Reproduce every record below exactly as written, leaving out any pictures.
Record excerpts Block Start
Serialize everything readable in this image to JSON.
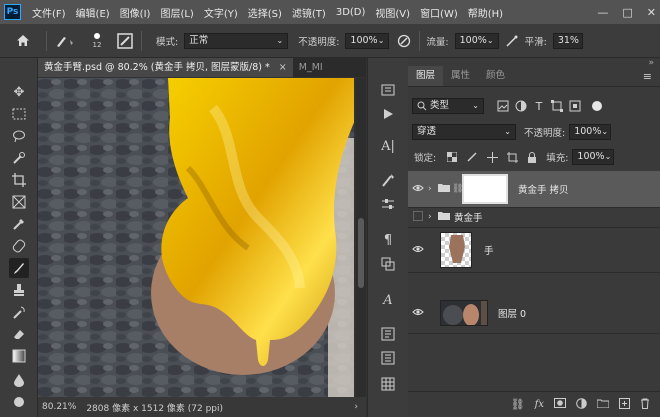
{
  "menubar": {
    "logo": "Ps",
    "items": [
      "文件(F)",
      "编辑(E)",
      "图像(I)",
      "图层(L)",
      "文字(Y)",
      "选择(S)",
      "滤镜(T)",
      "3D(D)",
      "视图(V)",
      "窗口(W)",
      "帮助(H)"
    ],
    "controls": [
      "—",
      "□",
      "✕"
    ]
  },
  "options": {
    "brush_size": "12",
    "mode_label": "模式:",
    "mode_value": "正常",
    "opacity_label": "不透明度:",
    "opacity_value": "100%",
    "flow_label": "流量:",
    "flow_value": "100%",
    "smooth_label": "平滑:",
    "smooth_value": "31%"
  },
  "tabs": [
    {
      "label": "黄金手臂.psd @ 80.2% (黄金手 拷贝, 图层蒙版/8) *"
    },
    {
      "label": "M_MI"
    }
  ],
  "tab_close": "×",
  "status": {
    "zoom": "80.21%",
    "doc_info": "2808 像素 x 1512 像素 (72 ppi)",
    "arrow": "›"
  },
  "panel": {
    "tabs": [
      "图层",
      "属性",
      "颜色"
    ],
    "menu_icon": "≡",
    "collapse_icon": "»",
    "filter_label": "类型",
    "blend_mode": "穿透",
    "opacity_label": "不透明度:",
    "opacity_value": "100%",
    "lock_label": "锁定:",
    "fill_label": "填充:",
    "fill_value": "100%",
    "layers": [
      {
        "name": "黄金手 拷贝",
        "visible": true,
        "type": "group-mask"
      },
      {
        "name": "黄金手",
        "visible": false,
        "type": "group"
      },
      {
        "name": "手",
        "visible": true,
        "type": "pixel"
      },
      {
        "name": "图层 0",
        "visible": true,
        "type": "pixel"
      }
    ]
  },
  "icons": {
    "home": "home-icon",
    "brush": "brush-icon"
  },
  "colors": {
    "gold": "#e8b100",
    "selected_layer": "#5a5a5a",
    "accent": "#31a8ff"
  }
}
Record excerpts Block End
* Answer box *
Serialize everything readable in this image to JSON.
{
  "menubar": {
    "logo": "Ps",
    "items": [
      "文件(F)",
      "编辑(E)",
      "图像(I)",
      "图层(L)",
      "文字(Y)",
      "选择(S)",
      "滤镜(T)",
      "3D(D)",
      "视图(V)",
      "窗口(W)",
      "帮助(H)"
    ],
    "controls": [
      "—",
      "□",
      "✕"
    ]
  },
  "options": {
    "brush_size": "12",
    "mode_label": "模式:",
    "mode_value": "正常",
    "opacity_label": "不透明度:",
    "opacity_value": "100%",
    "flow_label": "流量:",
    "flow_value": "100%",
    "smooth_label": "平滑:",
    "smooth_value": "31%"
  },
  "tabs": [
    {
      "label": "黄金手臂.psd @ 80.2% (黄金手 拷贝, 图层蒙版/8) *"
    },
    {
      "label": "M_MI"
    }
  ],
  "tab_close": "×",
  "status": {
    "zoom": "80.21%",
    "doc_info": "2808 像素 x 1512 像素 (72 ppi)",
    "arrow": "›"
  },
  "panel": {
    "tabs": [
      "图层",
      "属性",
      "颜色"
    ],
    "menu_icon": "≡",
    "collapse_icon": "»",
    "filter_label": "类型",
    "blend_mode": "穿透",
    "opacity_label": "不透明度:",
    "opacity_value": "100%",
    "lock_label": "锁定:",
    "fill_label": "填充:",
    "fill_value": "100%",
    "layers": [
      {
        "name": "黄金手 拷贝",
        "visible": true,
        "type": "group-mask"
      },
      {
        "name": "黄金手",
        "visible": false,
        "type": "group"
      },
      {
        "name": "手",
        "visible": true,
        "type": "pixel"
      },
      {
        "name": "图层 0",
        "visible": true,
        "type": "pixel"
      }
    ]
  },
  "icons": {
    "home": "home-icon",
    "brush": "brush-icon"
  },
  "colors": {
    "gold": "#e8b100",
    "selected_layer": "#5a5a5a",
    "accent": "#31a8ff"
  }
}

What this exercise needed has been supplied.